# EXCERPTED DATA
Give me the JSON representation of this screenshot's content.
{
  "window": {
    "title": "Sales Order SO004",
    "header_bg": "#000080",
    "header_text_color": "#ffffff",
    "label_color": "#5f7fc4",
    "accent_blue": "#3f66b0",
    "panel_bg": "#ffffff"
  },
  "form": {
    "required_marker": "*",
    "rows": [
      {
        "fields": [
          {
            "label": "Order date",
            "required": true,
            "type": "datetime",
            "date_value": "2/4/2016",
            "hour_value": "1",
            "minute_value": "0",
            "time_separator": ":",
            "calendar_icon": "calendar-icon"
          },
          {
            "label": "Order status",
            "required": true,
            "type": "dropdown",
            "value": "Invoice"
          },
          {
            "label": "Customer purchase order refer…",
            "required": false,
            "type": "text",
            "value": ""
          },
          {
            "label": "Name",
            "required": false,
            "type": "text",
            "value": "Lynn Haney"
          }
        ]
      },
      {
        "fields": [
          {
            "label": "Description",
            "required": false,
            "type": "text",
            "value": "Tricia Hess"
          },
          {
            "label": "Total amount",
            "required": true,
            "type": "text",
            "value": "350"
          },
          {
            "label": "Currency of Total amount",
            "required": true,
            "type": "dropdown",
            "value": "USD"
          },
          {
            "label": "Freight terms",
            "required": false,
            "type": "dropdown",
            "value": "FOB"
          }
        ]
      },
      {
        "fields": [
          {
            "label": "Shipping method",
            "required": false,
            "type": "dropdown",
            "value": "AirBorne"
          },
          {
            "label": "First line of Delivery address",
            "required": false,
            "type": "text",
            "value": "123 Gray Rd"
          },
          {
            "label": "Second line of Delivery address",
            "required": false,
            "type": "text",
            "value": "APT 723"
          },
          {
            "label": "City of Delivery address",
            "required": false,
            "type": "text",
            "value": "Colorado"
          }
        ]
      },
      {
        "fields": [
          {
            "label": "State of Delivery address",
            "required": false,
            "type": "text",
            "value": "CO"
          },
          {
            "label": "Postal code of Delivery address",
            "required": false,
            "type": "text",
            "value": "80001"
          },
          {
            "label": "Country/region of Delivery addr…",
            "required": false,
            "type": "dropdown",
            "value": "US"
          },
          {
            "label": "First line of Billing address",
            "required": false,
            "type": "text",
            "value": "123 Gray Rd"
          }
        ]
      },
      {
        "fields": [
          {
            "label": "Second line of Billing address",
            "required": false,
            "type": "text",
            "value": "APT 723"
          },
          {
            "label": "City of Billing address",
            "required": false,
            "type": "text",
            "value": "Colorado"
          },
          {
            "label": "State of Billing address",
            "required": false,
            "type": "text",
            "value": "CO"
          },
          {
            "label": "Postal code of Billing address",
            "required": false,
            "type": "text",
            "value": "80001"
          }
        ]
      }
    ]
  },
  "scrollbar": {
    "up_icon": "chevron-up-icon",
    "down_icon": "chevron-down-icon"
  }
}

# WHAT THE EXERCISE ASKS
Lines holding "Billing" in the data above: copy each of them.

# YOUR SOLUTION
            "label": "First line of Billing address",
            "label": "Second line of Billing address",
            "label": "City of Billing address",
            "label": "State of Billing address",
            "label": "Postal code of Billing address",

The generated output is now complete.